"I climbed up the cliff out of the canon, and I just walked up the canon from the Lost Dog through the brush.'

"'Yes,' says I, 'that might be: a man could make out to shinny up. But how----'

"'One thing to a time. Then I ordered them dust sacks throwed out, and the driver to 'bout-face and retreat.'

"'Sure,' says I, 'simple as a wart on a kid's nose. There was you with a half ton of gold to fly off with! Come again.'

"'I then dropped them sacks off the edge of the cliff where they rolled into the brush. After a while I climbed down after them, and was on hand when your posse started out. Then I carried them home at leisure.'

"'What did you do with your hoss?' I asked him, mighty sarcastic. 'Seems to me you overlook a few bets.'

"'I didn't have no hoss,' says he.

"'But the real hold-up----

"'You mean them tracks. Well, just to amuse you fellows, I walked in the dust up to that flat rock. Then I clamped a big pair of horseshoes on hind-side before and walked back again.'"

California John's audience had been listening intently. Now it could no longer contain itself, but broke forth into exclamations indicative of various emotions.

"That's why them front and back tracks was the same size!" someone cried.

"Gee, you're bright!" said California John. "That's what I told him. I also told him he was a wonder, but how did he manage to slip out near a ton of dust up that road without our knowing it?

"'You did know it,' says he. 'Did you fellows really think there was any gold-bearing ore in the Lost Dog? We just run that dust through the mill along with a lot of worthless rock, and shipped it out open and above board as our own mill run. There never was an ounce of dust come out of the Lost Dog, and there never will.' Then he give me back my gun--emptied--we shook hands, and here I be."

After the next burst of astonishment had ebbed, and had been succeeded by a rather general feeling of admiration, somebody asked California John if Jimmy had come back solely for the purpose of clearing up the mystery. California John had evidently been waiting for this question. He arose and knocked the ashes from his pipe.

"Bring a candle," he requested the storekeeper, and led the way to the abandoned Lost Dog. Into the tunnel he led them, to the very end. There he paused, holding aloft his light. At his feet was a canvas which, being removed, was found to cover neatly a number of heavy sacks.

"Here's our dust," said California John, "every ounce of it, he said.
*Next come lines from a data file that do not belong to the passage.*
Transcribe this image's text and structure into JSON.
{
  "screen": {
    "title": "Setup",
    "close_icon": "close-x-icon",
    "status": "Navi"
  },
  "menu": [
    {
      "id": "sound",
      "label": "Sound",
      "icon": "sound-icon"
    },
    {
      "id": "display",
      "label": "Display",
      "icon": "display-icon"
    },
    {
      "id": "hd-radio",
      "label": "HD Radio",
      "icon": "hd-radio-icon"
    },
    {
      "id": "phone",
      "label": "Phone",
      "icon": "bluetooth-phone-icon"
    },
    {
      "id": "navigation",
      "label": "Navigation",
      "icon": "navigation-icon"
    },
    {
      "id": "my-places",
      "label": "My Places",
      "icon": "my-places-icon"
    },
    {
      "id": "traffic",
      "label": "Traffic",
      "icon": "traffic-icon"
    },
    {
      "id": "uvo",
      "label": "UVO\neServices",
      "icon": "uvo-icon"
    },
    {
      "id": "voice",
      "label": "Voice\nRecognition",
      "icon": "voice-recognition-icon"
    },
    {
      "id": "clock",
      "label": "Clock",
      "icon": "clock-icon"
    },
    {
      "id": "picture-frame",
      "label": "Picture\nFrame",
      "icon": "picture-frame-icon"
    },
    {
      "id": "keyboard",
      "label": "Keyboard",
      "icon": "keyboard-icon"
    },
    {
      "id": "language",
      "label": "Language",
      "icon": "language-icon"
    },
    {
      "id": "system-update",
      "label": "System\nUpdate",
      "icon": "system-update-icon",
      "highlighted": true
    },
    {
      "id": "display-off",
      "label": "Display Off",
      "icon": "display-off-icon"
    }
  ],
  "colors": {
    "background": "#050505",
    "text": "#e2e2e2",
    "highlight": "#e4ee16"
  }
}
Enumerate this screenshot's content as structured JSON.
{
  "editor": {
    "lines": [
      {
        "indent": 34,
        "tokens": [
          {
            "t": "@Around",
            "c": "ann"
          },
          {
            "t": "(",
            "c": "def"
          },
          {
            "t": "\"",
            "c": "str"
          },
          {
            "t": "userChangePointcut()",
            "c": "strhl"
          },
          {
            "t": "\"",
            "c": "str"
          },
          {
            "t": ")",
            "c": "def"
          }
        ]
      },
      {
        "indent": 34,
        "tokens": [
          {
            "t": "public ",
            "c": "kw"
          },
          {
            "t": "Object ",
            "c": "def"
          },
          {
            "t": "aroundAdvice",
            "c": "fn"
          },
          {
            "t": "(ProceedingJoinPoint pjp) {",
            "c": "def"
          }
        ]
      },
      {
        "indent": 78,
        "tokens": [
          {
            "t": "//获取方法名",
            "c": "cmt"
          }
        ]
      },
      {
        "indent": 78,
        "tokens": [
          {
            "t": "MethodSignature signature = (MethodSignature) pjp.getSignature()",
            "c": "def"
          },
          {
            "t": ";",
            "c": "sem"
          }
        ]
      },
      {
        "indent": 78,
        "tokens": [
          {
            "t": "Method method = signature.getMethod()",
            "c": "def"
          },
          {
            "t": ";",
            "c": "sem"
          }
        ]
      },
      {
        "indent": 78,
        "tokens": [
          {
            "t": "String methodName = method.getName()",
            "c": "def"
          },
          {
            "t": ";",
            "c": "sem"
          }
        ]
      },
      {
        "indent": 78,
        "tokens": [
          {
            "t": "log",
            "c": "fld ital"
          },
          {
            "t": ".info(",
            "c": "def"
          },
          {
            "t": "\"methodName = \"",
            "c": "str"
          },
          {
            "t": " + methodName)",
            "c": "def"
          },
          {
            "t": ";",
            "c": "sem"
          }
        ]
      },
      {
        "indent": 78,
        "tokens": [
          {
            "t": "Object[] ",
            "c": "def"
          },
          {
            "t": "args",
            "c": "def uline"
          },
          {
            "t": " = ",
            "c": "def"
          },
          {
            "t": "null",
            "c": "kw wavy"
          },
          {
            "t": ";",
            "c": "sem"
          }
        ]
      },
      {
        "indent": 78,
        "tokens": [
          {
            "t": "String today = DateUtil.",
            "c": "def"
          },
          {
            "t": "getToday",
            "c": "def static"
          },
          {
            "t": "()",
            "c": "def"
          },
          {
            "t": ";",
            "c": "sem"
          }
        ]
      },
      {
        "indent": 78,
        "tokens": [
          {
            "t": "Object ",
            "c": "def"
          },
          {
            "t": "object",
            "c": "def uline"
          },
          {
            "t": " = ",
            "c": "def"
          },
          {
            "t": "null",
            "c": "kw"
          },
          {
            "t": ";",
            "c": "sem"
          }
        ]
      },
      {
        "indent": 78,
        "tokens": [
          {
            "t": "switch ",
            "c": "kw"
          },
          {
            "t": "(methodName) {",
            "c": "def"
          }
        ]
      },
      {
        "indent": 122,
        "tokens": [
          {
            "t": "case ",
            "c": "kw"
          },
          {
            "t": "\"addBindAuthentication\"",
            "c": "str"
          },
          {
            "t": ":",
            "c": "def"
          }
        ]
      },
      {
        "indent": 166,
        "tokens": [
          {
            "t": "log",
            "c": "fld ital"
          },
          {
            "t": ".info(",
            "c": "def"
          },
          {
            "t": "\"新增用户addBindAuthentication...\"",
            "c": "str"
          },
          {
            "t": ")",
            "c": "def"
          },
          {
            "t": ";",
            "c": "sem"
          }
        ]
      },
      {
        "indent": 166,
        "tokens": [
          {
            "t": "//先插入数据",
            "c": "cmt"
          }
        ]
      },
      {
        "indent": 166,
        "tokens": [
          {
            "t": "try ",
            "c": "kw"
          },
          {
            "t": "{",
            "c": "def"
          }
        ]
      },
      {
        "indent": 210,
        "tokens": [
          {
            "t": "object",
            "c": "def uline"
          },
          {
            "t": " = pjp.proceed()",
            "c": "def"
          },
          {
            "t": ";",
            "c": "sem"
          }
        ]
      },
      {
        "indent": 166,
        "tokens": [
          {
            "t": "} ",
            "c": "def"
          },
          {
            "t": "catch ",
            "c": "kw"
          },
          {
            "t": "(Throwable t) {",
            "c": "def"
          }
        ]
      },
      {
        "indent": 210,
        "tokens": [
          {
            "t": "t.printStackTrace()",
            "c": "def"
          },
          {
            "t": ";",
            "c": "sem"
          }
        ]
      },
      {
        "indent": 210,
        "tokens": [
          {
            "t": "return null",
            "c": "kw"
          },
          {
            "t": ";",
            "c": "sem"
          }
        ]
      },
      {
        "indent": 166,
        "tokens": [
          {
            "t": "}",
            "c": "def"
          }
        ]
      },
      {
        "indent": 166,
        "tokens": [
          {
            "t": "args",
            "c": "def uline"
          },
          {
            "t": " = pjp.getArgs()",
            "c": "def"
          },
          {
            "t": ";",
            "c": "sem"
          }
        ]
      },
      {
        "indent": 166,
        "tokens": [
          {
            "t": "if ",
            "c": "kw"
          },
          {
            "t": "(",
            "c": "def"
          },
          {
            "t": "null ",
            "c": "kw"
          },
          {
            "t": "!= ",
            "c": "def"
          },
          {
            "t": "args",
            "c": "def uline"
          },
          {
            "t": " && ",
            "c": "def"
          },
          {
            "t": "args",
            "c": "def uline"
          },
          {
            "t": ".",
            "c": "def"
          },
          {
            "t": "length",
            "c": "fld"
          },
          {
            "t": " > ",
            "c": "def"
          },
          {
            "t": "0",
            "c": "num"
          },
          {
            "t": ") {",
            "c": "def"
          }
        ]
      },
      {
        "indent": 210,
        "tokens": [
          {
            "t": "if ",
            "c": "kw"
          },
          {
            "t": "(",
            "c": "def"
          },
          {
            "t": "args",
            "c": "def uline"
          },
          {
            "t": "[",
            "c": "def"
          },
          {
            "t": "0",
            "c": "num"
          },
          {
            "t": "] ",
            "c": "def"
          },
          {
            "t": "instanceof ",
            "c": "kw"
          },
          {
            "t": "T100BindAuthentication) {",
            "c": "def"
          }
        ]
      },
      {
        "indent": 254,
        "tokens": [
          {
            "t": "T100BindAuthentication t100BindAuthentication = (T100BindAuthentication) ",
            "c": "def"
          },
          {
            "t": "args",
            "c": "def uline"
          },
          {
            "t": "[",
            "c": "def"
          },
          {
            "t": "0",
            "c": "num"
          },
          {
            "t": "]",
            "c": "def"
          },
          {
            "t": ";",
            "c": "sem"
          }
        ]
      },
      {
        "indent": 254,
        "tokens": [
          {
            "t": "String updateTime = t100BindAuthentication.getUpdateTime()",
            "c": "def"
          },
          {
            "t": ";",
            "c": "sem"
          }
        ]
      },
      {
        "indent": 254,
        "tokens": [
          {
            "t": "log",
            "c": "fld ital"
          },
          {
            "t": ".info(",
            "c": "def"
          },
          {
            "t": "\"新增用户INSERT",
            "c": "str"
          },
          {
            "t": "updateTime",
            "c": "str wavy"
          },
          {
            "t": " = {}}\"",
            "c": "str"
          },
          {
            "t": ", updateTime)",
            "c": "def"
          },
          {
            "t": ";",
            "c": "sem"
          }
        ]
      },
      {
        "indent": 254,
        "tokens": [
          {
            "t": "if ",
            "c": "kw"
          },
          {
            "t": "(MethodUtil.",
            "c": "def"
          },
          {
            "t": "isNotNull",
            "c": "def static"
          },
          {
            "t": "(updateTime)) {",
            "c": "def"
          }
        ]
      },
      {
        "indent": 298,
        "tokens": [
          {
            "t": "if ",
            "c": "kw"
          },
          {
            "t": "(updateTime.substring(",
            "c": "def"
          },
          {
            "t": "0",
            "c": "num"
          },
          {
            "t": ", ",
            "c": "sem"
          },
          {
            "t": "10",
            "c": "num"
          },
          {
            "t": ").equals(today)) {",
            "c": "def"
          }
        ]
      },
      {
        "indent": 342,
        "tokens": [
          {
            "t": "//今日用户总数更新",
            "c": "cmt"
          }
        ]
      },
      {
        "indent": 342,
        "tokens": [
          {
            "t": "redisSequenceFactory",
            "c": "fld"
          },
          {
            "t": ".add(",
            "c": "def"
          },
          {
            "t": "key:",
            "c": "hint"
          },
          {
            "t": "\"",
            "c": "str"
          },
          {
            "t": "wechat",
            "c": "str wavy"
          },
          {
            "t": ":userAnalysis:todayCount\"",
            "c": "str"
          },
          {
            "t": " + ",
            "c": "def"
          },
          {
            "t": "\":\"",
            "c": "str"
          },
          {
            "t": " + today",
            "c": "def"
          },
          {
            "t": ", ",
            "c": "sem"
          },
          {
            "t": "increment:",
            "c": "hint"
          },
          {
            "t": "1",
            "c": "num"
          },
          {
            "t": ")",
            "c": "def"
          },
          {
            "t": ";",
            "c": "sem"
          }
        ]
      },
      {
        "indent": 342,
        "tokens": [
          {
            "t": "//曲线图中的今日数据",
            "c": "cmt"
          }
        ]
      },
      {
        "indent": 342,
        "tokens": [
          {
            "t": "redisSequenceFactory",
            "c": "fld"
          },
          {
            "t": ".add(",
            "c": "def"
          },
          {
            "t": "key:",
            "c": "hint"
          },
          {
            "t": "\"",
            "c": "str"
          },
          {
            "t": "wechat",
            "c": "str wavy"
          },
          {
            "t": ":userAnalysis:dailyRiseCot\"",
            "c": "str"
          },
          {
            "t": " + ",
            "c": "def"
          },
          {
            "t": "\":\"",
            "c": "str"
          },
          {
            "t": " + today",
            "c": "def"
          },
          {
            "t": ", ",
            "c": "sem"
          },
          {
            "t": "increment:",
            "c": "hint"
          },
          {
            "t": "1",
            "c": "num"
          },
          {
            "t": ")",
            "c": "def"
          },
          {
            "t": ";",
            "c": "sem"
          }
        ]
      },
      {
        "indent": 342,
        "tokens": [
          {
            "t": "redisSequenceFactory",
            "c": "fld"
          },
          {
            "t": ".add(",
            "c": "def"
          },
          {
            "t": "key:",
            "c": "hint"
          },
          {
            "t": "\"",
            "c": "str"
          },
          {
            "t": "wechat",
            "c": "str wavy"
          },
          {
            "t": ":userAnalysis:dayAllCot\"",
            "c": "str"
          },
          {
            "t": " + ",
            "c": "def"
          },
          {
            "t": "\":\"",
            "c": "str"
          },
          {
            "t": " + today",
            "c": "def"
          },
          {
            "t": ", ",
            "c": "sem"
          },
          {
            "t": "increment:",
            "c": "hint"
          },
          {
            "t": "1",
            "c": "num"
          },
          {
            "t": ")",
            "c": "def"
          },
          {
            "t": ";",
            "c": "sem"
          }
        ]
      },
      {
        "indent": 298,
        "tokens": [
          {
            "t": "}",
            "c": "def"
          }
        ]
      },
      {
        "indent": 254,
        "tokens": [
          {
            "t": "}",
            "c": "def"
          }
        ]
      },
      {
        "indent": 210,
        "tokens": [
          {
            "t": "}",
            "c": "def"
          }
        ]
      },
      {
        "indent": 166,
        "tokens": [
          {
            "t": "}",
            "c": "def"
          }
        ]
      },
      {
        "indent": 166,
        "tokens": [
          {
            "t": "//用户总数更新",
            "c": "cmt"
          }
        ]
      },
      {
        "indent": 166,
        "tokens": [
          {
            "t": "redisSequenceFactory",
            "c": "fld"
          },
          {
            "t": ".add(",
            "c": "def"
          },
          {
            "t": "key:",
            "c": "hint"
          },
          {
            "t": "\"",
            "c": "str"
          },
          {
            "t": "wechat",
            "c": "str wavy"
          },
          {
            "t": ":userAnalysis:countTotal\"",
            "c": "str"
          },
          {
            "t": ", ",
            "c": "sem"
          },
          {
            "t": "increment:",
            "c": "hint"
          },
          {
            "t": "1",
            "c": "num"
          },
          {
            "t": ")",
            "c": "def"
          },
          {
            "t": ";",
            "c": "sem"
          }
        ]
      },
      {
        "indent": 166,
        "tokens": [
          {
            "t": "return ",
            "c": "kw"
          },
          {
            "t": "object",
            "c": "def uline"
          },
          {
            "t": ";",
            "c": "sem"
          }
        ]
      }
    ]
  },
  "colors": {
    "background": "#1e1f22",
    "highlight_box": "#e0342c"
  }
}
He kept about six hundred thousand or so that belonged to Bright: but he didn't take none of ours. He come back to tell me so."

The men crowded around for closer inspection.

"I wonder why he done that?" Tibbetts marvelled.

"I asked him that," replied California John, grimly, "He said his conscience never would rest easy if he robbed us babes."

Tibbetts broke the ensuing silence.

"Was 'babes' the word he used?" he asked, softly.

"'Babes' was the word," said California John.